The current coronavirus (COVID-19) pandemic has had a major impact on how people sleep. In a recent study published in the journal Current Biology, researchers found people reporting sleeping more, but a decrease in the quality of that sleep.
In the study, data showed that after countries imposed stay-at-home, isolation, lockdown, or social distancing orders to slow the spread of COVID-19, people were sleeping longer at night, but overall sleep quality decreased.
“Sleep is one of the most important health behaviors for optimal immune function, mental and physical health, and quality of life,” said Lori Neeleman, Ph.D., DBSM, clinical psychologist at Intermountain Healthcare. “Biologically, stress and sleep just do not play well together.”
The current COVID-19 pandemic has led to significant stress across individuals, families and communities.

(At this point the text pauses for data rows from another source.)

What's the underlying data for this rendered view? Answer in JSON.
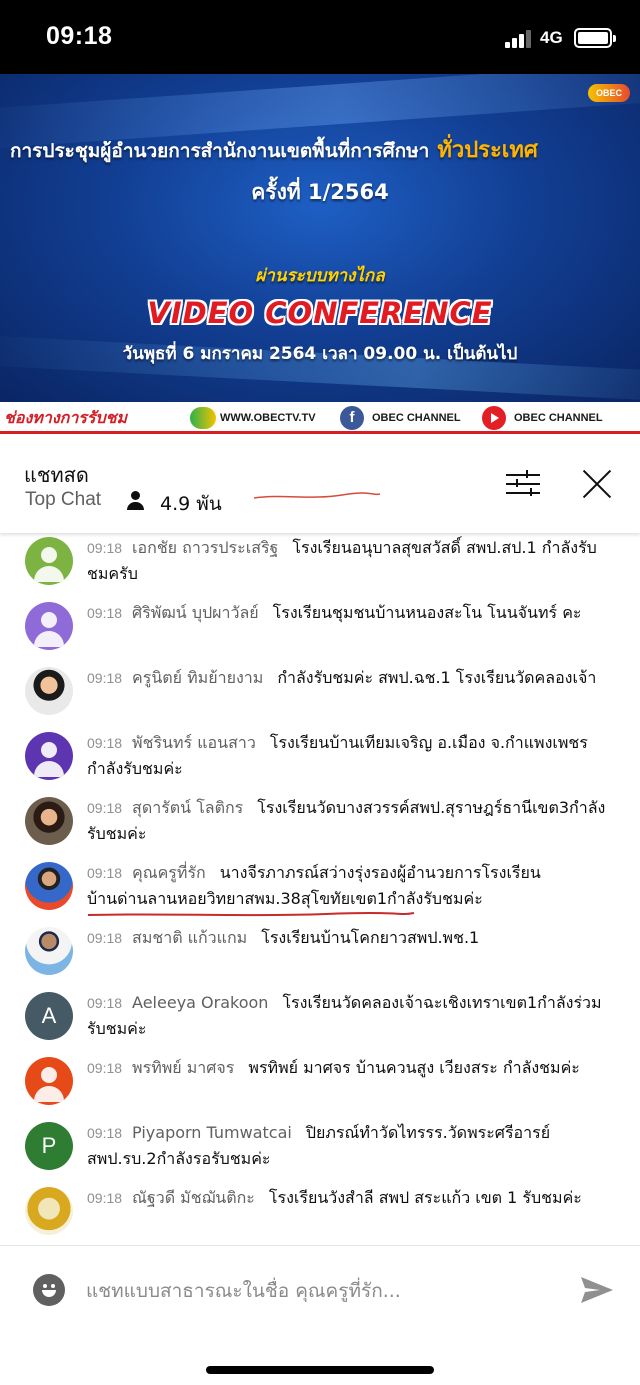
{
  "status_bar": {
    "time": "09:18",
    "network": "4G"
  },
  "video": {
    "logo": "OBEC",
    "title_main": "การประชุมผู้อำนวยการสำนักงานเขตพื้นที่การศึกษา",
    "title_accent": "ทั่วประเทศ",
    "subtitle": "ครั้งที่ 1/2564",
    "remote_label": "ผ่านระบบทางไกล",
    "conference_label": "VIDEO CONFERENCE",
    "date_line": "วันพุธที่ 6 มกราคม 2564 เวลา 09.00 น. เป็นต้นไป",
    "channels_label": "ช่องทางการรับชม",
    "channels": [
      "WWW.OBECTV.TV",
      "OBEC CHANNEL",
      "OBEC CHANNEL"
    ]
  },
  "chat_header": {
    "title": "แชทสด",
    "mode": "Top Chat",
    "viewer_count": "4.9 พัน",
    "icons": {
      "viewers": "person-icon",
      "filter": "sliders-icon",
      "close": "close-icon"
    }
  },
  "messages": [
    {
      "time": "09:18",
      "author": "เอกชัย ถาวรประเสริฐ",
      "text": "โรงเรียนอนุบาลสุขสวัสดิ์ สพป.สป.1 กำลังรับชมครับ",
      "avatar": "default",
      "avatar_color": "#7cb342"
    },
    {
      "time": "09:18",
      "author": "ศิริพัฒน์ บุปผาวัลย์",
      "text": "โรงเรียนชุมชนบ้านหนองสะโน โนนจันทร์ คะ",
      "avatar": "default",
      "avatar_color": "#8e6bd6"
    },
    {
      "time": "09:18",
      "author": "ครูนิตย์ ทิมย้ายงาม",
      "text": "กำลังรับชมค่ะ สพป.ฉช.1 โรงเรียนวัดคลองเจ้า",
      "avatar": "photo-f1"
    },
    {
      "time": "09:18",
      "author": "พัชรินทร์ แอนสาว",
      "text": "โรงเรียนบ้านเทียมเจริญ อ.เมือง จ.กำแพงเพชร กำลังรับชมค่ะ",
      "avatar": "default",
      "avatar_color": "#5e35b1"
    },
    {
      "time": "09:18",
      "author": "สุดารัตน์ โลติกร",
      "text": "โรงเรียนวัดบางสวรรค์สพป.สุราษฎร์ธานีเขต3กำลังรับชมค่ะ",
      "avatar": "photo-f2"
    },
    {
      "time": "09:18",
      "author": "คุณครูที่รัก",
      "text": "นางจีรภาภรณ์สว่างรุ่งรองผู้อำนวยการโรงเรียนบ้านด่านลานหอยวิทยาสพม.38สุโขทัยเขต1กำลังรับชมค่ะ",
      "avatar": "photo-f3"
    },
    {
      "time": "09:18",
      "author": "สมชาติ แก้วแกม",
      "text": "โรงเรียนบ้านโคกยาวสพป.พช.1",
      "avatar": "photo-m1"
    },
    {
      "time": "09:18",
      "author": "Aeleeya Orakoon",
      "text": "โรงเรียนวัดคลองเจ้าฉะเชิงเทราเขต1กำลังร่วมรับชมค่ะ",
      "avatar": "letter",
      "avatar_letter": "A",
      "avatar_color": "#455a64"
    },
    {
      "time": "09:18",
      "author": "พรทิพย์ มาศจร",
      "text": "พรทิพย์ มาศจร บ้านควนสูง เวียงสระ กำลังชมค่ะ",
      "avatar": "default",
      "avatar_color": "#e64a19"
    },
    {
      "time": "09:18",
      "author": "Piyaporn Tumwatcai",
      "text": "ปิยภรณ์ทำวัดไทรรร.วัดพระศรีอารย์ สพป.รบ.2กำลังรอรับชมค่ะ",
      "avatar": "letter",
      "avatar_letter": "P",
      "avatar_color": "#2e7d32"
    },
    {
      "time": "09:18",
      "author": "ณัฐวดี มัชฌันติกะ",
      "text": "โรงเรียนวังสำลี สพป สระแก้ว เขต 1 รับชมค่ะ",
      "avatar": "photo-r"
    }
  ],
  "input_bar": {
    "placeholder": "แชทแบบสาธารณะในชื่อ คุณครูที่รัก...",
    "icons": {
      "emoji": "emoji-icon",
      "send": "send-icon"
    }
  }
}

“With the current recommendations to stay home, many people are finding themselves without the structure to anchor a normal day/night routine,” said Kevin Walker, MD, medical director of Intermountain Healthcare’s Sleep Disorders Center. “The lack of routine coupled with increased stress is a perfect storm for the development of sleep problems.”

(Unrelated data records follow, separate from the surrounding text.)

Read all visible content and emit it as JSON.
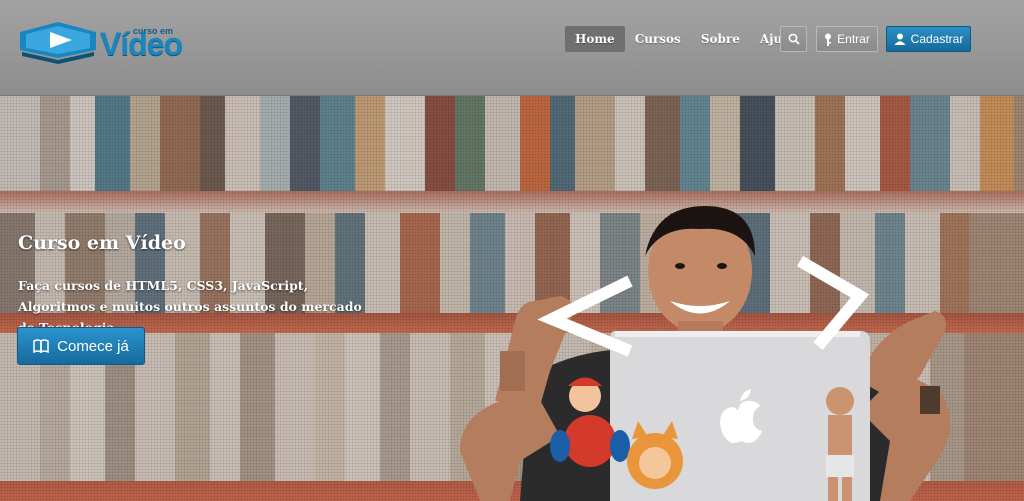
{
  "header": {
    "logo": {
      "small_text": "curso em",
      "big_text": "Vídeo"
    },
    "nav": [
      {
        "label": "Home",
        "active": true
      },
      {
        "label": "Cursos",
        "active": false
      },
      {
        "label": "Sobre",
        "active": false
      },
      {
        "label": "Ajuda",
        "active": false
      }
    ],
    "search_icon": "search-icon",
    "login_label": "Entrar",
    "signup_label": "Cadastrar"
  },
  "hero": {
    "title": "Curso em Vídeo",
    "text": "Faça cursos de HTML5, CSS3, JavaScript, Algoritmos e muitos outros assuntos do mercado de Tecnologia.",
    "cta_label": "Comece já"
  },
  "colors": {
    "accent": "#1f7fb6",
    "header_bg": "#9a9a9a",
    "shelf_red": "#c14a2f"
  }
}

In times of stress and uncertainty it becomes even more important to engage in strategies that can help to manage stress such as: regular exercise, healthy meals, relaxation/mindfulness, self-care and connection (within the COVID-19 guidelines for social distancing).
In addition to focusing on healthy behaviors, the following list of 11 strategies from the Intermountain sleep experts provides specific recommendations that can lead to better sleep:

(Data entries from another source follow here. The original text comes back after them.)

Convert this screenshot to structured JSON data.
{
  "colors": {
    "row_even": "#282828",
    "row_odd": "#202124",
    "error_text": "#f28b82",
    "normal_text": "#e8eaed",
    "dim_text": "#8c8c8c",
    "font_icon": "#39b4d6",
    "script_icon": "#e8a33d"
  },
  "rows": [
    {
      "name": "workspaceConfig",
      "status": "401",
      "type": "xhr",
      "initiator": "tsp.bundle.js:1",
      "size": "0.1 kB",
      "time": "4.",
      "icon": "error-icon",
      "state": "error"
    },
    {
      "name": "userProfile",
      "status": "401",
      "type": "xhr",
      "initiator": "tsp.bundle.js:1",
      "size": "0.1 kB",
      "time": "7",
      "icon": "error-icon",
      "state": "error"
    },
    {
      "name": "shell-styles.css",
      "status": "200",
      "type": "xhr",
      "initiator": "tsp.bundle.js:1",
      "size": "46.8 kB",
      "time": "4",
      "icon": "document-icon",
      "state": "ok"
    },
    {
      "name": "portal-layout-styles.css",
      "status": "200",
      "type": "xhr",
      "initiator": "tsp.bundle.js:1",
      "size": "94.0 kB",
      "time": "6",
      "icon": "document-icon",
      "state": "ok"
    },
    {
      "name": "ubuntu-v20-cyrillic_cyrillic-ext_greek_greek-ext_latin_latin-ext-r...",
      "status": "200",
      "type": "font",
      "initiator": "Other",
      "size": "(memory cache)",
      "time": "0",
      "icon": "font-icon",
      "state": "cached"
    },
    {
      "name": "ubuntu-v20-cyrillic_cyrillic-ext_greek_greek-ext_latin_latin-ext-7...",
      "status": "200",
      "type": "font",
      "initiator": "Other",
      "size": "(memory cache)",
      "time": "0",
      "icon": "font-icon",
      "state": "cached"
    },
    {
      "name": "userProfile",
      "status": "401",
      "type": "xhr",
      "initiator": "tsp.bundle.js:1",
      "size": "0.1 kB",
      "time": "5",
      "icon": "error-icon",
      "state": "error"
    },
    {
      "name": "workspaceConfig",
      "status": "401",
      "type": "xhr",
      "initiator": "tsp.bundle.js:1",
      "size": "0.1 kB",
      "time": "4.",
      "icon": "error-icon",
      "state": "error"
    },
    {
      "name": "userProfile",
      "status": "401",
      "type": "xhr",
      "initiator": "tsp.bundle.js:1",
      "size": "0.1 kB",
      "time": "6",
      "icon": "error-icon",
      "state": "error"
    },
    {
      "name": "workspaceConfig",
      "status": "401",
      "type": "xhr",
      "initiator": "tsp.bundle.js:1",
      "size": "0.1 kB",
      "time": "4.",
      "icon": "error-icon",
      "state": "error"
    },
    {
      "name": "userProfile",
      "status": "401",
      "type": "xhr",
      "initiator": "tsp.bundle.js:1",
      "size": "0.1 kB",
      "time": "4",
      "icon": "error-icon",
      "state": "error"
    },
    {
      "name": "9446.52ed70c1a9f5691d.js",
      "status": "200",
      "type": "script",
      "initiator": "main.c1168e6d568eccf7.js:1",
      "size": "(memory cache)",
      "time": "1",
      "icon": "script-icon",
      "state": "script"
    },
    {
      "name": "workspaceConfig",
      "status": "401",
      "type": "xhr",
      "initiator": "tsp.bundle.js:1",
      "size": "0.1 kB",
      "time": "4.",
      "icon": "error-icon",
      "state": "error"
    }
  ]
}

1. Create and maintain regular daytime and nighttime routines.
– Get up about the same time each morning.
– Go to bed about the same time each night.
– Set regular mealtimes and exercise/play times.
2. Prioritize getting outside each day for at least 30 minutes, preferably before noon.
– Consider a walk around the block in the morning or breakfast outside.
– Bright light exposure helps our body maintain a regular 24-hour rhythm which is crucial for quality sleep.
3. Avoid worrying, working, answering emails, watching movies, or hanging out in bed and help your kids do the same. A strong association between the bed and sleep can help with falling asleep faster and getting back to sleep during the night.
4. Go to bed when you feel sleepy and don’t try to “make” yourself go to sleep.
– If you go to bed and can’t sleep, get up and do something relaxing until you are sleepy and go back to bed.
– Avoid falling asleep on the couch, in the recliner or other places that aren’t your bed.
5. Calming and soothing bedtime routines are important for kids and adults.
– Reserve the hour before bed for activities that are positive, relaxing and create a sense of safety and ease.
– Read a positive, not too exciting book.
– Take a shower/Bath.
– Review things for which you are grateful.
– Talk with friends and loved ones.
6. Dim the lights in the evening and avoid screens one to two hours before bed.
– Bright lights and screens send a signal to the brain that it is daytime which can lead to more difficulty falling or staying asleep and more fatigue the next day.
– If you must be on a personal electronic device before bed, enable the night mode or download a blue light blocking app to help filter some of the light that negatively impacts sleep. Blue light blocking glasses can also be used for evening screen use.
7. If you find yourself worrying or having trouble quieting your mind, take some time a couple of hours before bed to write down the things that are concerning you.
– Set aside a “worry time” the next day to focus on the things on your list.
– Keep a pad of paper by your bed so you can write things down.
8. Relaxation exercises, such as slow easy breathing, performed on your own or with the guidance of an app or recording can be helpful at bedtime.
9. Pay attention to healthy sleep habits.
– Avoid caffeine after noon.
– Avoid alcohol in the evening. (Avoid the use of alcohol for sleep. While it can be associated with falling asleep faster, it leads to waking more often during the night and poor-quality sleep.)
– Keep your room cool and dark.
– Avoiding eating meals within two hours of bedtime.
10. For adults, short naps (15-20 minutes) in the midafternoon can feel refreshing and provide a daytime boost. Longer and/or later naps can interfere with nighttime sleep and it is usually best to avoid long naps if you are having trouble sleeping at night. However, if you are ill, napping and extra sleep may help in recovery, so allow for that extra sleep if needed.
11. Take sleep medication only as prescribed. Avoid frequent or long-term use of over-the counter sleep aids.
Remember that in times of stress, sleep often becomes temporarily disrupted, but will return to normal in time. If you are experiencing a lot of distress about your sleep, talk with your medical or mental health provider.